  • Click on image to enlarge

    Photo: William Arnett, 1988
Metal, paint, Splash Zone compound
69.5 x 107.5 x 57 inches
Collection of
Hood Museum of Art
Museum purchase and gift of the Souls Grown Deep Foundation

This metal sculpture was Dial's first use of the symbolic tiger in his artwork. No longer the ferocious man-eating terror of the jungle, this creature is dominated by relatively placid animals, including a turkey, goose, rabbit, and chicken, perched on its back. Because the tiger is at least partly a symbol in Dial's work for African American aspirations for equality, the tiger's static state and ignominious role as a beast of burden can be taken as representative of a lack of freedom. Within the empty body of this animal are the split carcasses of blacks arranged on racks as if they were sides of meat hung in a butcher shop. The black and white tiger is trapped and confused by his mixed identity and lack of a clear understanding of his rightful role. Dial comments: "The tiger cat used to be wild in the jungle, and catching his own food.

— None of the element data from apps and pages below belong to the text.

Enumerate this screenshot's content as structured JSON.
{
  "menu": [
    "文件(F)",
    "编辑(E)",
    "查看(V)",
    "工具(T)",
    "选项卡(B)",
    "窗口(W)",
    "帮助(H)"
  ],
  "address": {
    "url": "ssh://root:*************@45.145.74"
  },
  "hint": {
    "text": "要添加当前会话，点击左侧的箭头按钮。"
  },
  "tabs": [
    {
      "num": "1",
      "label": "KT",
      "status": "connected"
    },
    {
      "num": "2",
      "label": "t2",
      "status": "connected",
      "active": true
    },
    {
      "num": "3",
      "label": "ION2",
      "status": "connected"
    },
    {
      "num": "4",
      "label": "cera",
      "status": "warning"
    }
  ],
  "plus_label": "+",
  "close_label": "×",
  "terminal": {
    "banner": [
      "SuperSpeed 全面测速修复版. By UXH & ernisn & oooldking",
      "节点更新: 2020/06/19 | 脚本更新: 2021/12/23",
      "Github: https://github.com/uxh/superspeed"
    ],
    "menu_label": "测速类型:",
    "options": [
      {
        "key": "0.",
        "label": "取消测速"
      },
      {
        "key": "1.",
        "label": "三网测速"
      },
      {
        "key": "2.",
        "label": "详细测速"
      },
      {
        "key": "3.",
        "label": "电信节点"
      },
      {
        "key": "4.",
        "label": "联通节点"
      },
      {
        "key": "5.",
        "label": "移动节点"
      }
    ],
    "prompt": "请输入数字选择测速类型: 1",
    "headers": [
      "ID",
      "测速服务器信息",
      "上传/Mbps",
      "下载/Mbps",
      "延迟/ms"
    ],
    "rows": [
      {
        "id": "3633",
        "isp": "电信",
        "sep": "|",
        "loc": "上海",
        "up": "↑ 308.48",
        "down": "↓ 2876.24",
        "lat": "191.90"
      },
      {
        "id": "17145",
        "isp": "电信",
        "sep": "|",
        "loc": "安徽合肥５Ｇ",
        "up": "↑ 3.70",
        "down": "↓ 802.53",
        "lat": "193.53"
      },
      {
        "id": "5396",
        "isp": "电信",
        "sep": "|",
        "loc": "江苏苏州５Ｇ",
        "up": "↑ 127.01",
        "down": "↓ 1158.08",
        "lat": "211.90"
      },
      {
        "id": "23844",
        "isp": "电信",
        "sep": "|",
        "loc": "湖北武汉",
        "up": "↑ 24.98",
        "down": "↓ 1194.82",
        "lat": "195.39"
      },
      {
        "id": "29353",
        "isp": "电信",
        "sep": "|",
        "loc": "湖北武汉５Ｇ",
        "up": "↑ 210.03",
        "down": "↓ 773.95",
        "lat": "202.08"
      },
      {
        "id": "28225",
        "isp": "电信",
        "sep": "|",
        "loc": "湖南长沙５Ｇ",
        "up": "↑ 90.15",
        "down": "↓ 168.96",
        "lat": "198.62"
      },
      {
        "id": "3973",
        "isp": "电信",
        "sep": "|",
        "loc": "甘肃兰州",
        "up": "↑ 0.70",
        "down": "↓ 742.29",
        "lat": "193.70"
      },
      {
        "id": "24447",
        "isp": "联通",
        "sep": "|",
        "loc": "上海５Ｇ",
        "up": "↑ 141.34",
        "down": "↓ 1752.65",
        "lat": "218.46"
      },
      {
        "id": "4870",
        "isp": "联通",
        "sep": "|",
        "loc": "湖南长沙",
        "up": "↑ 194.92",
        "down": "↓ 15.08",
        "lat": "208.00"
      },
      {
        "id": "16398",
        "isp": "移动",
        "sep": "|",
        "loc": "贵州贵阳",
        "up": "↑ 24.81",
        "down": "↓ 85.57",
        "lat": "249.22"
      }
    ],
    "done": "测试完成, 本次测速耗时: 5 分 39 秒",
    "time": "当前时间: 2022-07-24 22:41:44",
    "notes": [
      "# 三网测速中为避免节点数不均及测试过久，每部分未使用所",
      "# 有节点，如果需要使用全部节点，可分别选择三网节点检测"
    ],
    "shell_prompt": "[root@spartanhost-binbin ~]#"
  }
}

Then they tame him and give him their food to eat. Then he get fat and slow, and he don't scare nobody no more."